Born in Taiwan and raised in South Africa, Tzu-Fan began violin lessons at the age of eight. In 2005, he began his studies at the South African College of Music, University of Cape Town, with Farida Bacharova, where he won the Concerto Competition on two occasions. He then studied with Natasha Boyarskaya at the Royal College of Music, completing his master’s in 2011.

During his undergraduate years, he was the leader of the University of Cape Town symphony and string orchestra, as well as the Stellenbosch International Music Festival symphony orchestra. He has played at the Beethovenfest in Bonn as a member of the South African National Youth Orchestra, as well as the Aldeburgh Festival in the Britten-Pears Orchestra.

Tzu-Fan is an active chamber musician, and has performed as a member of the Strubenholm Trio (clarinet trio), which won the overall prize in the 2008 Stellenbosch National Ensemble Competition, and also the Cape Town Quintet (clarinet quintet) who won the chamber music category of ATKV Musiq Competition that same year. He has also performed as the leader of the Aiur Quartet at the Chilingirian Mozart Festival at the Royal College of Music in 2011.

Throughout his development as a performer, he has participated in masterclasses with violinists Philippe Graffin and Daniel Rowland, and worked with conductors Herbert Blomstedt, Vladimir Jurowski, and Bernhard Haitink.

Other than music, Tzu-Fan enjoys taking short trips to foreign cities and exploring the local food cultures on foot.


Royal College of Music
London, UK

University of Cape Town
Cape Town, South Africa

Quickfire Questions

If you could play another instrument, what would it be?
Clarinet or oboe, can’t decide which one. One is like the night, the other like a sunny day.

If you weren’t a musician what would you be?
Restaurateur. I love food and I would want everyone to enjoy the great food in my restaurant.

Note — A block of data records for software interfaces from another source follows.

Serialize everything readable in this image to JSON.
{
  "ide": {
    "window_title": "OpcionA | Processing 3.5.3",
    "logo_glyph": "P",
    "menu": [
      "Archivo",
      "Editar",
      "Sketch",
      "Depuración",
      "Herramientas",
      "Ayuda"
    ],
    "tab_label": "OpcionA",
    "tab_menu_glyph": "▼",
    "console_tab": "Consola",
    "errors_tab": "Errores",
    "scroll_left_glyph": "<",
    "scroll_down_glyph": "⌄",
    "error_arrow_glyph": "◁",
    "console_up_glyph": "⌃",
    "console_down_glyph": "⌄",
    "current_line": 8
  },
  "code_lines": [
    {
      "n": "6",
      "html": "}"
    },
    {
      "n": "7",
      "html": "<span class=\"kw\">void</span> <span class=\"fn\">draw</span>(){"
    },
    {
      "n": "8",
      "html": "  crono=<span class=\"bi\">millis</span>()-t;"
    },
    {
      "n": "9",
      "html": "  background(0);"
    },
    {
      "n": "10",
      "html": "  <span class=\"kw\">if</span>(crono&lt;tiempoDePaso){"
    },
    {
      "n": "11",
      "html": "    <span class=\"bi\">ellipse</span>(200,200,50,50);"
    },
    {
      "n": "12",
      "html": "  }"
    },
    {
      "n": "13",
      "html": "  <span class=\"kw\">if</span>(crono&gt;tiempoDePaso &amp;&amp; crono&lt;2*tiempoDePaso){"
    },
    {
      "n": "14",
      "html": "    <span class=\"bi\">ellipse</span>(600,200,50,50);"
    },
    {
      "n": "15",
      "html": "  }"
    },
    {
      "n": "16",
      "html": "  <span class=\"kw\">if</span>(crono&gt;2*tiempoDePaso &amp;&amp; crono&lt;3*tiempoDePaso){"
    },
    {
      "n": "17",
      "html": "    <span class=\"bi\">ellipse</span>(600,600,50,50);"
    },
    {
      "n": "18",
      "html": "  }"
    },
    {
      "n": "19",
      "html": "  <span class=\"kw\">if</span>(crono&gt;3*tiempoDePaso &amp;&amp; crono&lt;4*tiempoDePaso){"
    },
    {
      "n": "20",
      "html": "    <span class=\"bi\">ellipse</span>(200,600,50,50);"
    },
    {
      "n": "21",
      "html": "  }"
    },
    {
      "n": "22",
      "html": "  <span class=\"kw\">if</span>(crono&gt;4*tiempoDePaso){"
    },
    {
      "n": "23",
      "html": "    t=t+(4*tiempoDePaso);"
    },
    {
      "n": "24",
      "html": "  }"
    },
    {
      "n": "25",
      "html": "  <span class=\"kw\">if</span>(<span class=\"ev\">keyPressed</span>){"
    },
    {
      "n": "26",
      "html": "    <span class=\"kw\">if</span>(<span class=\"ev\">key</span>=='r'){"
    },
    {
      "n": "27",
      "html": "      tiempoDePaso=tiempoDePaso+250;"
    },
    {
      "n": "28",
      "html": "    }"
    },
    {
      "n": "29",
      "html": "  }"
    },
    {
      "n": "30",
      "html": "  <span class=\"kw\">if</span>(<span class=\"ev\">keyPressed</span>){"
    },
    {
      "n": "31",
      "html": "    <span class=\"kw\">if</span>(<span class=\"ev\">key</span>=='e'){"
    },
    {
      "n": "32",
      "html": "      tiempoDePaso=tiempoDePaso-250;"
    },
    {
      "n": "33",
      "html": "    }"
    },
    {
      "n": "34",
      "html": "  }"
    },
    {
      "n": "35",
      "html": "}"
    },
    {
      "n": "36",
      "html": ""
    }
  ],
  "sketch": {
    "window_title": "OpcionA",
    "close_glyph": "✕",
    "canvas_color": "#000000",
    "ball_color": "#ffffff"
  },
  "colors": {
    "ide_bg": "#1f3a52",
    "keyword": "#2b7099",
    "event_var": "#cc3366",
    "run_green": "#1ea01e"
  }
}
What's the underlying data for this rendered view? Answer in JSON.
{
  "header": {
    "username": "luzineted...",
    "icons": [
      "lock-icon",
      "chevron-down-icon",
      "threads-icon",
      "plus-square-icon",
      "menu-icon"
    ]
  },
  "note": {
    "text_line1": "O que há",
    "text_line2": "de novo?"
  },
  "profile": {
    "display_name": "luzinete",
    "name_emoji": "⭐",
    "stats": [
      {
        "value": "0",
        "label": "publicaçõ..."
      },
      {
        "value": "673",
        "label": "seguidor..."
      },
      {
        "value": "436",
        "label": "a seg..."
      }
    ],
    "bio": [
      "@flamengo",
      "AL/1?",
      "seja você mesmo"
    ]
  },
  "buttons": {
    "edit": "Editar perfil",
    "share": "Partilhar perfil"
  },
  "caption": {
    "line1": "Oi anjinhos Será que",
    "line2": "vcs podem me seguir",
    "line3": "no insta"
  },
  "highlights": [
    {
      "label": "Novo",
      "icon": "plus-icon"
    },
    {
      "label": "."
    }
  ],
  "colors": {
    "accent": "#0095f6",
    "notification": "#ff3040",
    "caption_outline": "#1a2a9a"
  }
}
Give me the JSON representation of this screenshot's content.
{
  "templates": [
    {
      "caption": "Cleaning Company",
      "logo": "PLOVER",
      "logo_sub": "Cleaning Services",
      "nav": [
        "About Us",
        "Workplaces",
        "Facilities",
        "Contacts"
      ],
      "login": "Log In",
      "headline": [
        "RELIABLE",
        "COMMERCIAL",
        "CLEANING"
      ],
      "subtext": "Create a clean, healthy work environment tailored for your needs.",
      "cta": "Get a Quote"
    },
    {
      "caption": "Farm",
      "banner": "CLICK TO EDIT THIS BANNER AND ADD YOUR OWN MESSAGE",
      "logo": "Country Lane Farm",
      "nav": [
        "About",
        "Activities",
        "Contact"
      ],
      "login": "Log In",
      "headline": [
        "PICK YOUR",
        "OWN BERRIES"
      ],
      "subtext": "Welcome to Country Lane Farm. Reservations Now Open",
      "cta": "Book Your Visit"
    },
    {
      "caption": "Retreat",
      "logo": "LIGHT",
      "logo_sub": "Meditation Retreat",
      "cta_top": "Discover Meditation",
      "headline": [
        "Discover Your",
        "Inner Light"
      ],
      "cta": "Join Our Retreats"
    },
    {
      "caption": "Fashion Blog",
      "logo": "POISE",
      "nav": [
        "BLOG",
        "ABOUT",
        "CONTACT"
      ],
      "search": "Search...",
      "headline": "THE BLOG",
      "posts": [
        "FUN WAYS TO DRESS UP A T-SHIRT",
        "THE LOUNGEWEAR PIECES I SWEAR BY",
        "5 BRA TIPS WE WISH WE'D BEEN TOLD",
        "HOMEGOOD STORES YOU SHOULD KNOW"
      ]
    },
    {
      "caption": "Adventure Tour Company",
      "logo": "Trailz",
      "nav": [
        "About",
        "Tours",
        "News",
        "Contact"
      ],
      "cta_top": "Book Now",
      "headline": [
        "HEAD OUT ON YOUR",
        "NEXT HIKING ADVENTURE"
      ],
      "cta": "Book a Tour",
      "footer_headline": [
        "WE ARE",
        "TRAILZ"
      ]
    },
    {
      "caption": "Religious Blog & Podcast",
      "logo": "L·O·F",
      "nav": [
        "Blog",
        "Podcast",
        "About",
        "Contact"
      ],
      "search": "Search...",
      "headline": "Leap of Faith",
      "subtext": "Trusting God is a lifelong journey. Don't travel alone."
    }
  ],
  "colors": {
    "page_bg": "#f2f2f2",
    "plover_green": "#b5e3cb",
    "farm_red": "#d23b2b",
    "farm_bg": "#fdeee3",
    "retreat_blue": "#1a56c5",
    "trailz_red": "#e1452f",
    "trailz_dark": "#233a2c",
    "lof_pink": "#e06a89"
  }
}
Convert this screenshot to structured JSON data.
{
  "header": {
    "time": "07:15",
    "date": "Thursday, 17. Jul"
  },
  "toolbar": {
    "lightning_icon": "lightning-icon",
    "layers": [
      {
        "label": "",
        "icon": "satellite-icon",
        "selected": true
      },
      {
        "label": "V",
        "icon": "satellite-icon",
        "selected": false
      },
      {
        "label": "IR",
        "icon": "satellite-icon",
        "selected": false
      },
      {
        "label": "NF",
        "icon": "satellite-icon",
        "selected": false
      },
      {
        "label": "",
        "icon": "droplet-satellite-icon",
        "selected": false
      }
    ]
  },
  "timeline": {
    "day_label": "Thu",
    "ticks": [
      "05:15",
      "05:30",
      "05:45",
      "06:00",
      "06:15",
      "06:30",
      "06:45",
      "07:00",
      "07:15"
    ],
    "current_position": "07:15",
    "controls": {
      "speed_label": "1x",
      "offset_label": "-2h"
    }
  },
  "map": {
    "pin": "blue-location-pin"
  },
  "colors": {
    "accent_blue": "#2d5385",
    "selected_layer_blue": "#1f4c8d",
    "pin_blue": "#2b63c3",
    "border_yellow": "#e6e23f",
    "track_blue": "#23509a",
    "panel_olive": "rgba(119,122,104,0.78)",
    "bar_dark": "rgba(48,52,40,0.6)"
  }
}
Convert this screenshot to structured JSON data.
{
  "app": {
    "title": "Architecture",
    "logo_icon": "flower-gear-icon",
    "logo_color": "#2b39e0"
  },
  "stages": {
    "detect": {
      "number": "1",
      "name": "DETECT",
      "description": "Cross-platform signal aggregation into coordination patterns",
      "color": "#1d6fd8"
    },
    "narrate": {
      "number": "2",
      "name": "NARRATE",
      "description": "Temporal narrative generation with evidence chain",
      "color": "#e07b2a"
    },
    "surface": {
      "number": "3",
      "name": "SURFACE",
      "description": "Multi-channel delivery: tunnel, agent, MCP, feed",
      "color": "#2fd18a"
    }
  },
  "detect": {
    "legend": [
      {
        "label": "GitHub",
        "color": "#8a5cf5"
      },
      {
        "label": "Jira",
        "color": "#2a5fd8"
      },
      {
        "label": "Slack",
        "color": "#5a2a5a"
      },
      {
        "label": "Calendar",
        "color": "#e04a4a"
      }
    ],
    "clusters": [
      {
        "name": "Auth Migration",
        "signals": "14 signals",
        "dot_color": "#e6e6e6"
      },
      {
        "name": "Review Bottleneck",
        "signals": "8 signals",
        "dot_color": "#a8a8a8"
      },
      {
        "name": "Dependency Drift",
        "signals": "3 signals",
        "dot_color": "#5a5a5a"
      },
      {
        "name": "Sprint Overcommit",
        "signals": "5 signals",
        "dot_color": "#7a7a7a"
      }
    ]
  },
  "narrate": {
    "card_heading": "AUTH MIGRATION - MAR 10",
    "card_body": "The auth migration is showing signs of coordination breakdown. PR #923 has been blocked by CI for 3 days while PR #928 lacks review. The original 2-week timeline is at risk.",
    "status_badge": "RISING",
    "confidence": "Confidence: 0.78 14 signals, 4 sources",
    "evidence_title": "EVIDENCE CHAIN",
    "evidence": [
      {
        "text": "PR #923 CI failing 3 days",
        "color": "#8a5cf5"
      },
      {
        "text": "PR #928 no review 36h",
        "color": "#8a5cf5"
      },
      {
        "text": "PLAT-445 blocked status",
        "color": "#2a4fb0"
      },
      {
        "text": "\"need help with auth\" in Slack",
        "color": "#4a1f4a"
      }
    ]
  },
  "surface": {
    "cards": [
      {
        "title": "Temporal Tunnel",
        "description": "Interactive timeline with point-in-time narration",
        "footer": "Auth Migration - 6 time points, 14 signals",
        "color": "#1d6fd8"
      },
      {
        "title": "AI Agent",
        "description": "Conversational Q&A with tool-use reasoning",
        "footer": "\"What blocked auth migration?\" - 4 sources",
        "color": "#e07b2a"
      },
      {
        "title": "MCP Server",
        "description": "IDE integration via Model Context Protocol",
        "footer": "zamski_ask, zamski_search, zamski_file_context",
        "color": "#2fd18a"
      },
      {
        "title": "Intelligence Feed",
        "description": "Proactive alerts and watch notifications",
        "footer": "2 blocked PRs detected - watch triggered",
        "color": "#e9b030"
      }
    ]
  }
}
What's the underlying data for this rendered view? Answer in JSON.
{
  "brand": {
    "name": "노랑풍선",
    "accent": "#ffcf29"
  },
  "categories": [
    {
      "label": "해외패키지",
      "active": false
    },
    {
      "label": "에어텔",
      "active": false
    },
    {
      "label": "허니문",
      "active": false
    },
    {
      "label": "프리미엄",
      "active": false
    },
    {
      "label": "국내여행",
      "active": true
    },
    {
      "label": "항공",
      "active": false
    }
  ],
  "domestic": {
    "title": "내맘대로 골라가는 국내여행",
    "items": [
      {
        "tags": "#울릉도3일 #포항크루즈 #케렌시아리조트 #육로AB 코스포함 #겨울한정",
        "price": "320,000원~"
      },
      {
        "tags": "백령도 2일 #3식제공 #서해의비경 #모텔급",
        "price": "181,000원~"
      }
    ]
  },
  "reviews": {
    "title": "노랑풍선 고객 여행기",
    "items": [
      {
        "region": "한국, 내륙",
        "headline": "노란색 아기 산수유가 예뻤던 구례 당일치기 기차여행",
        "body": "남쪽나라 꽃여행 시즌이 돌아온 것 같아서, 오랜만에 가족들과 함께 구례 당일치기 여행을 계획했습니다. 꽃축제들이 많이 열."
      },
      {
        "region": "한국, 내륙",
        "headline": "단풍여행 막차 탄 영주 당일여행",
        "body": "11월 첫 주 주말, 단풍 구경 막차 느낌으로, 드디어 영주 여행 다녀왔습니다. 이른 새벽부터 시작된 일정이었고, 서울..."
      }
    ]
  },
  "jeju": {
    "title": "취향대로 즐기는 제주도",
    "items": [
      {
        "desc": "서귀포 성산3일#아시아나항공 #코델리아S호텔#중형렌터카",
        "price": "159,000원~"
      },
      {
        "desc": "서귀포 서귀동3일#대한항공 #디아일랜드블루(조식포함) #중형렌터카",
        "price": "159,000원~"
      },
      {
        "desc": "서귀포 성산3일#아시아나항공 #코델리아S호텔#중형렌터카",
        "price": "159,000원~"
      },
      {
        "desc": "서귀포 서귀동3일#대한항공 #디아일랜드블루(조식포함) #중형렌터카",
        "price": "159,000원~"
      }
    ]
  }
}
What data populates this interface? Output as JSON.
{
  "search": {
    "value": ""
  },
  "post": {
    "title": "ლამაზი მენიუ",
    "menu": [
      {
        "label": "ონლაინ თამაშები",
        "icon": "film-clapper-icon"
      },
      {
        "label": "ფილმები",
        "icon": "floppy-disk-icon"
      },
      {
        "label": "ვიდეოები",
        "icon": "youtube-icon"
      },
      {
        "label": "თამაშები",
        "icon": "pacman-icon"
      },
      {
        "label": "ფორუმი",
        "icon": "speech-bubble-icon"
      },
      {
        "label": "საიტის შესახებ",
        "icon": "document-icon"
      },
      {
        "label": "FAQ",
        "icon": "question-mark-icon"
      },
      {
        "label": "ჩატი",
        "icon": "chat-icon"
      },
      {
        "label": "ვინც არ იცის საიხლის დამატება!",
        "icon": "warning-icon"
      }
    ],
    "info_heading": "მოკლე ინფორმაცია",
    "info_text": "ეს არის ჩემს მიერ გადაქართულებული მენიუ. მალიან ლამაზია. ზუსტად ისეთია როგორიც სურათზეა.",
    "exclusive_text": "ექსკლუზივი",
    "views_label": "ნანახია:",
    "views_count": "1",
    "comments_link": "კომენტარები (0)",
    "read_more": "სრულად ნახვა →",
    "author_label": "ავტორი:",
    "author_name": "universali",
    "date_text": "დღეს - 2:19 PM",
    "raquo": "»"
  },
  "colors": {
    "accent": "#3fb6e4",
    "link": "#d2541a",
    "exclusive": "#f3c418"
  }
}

What is your most embarrassing or amusing musical moment?
I was leading a church gig orchestra in Cape Town, conducted by the composer of the pieces. He was beating like a metronome. The final chords were supposed to have rests in between them, but I played the chords consecutively (during the rest), and I guess I could blame his large flailing beats during the rest… but alas, that was highly embarrassing and I got a death-threat stare from the composer as it happened.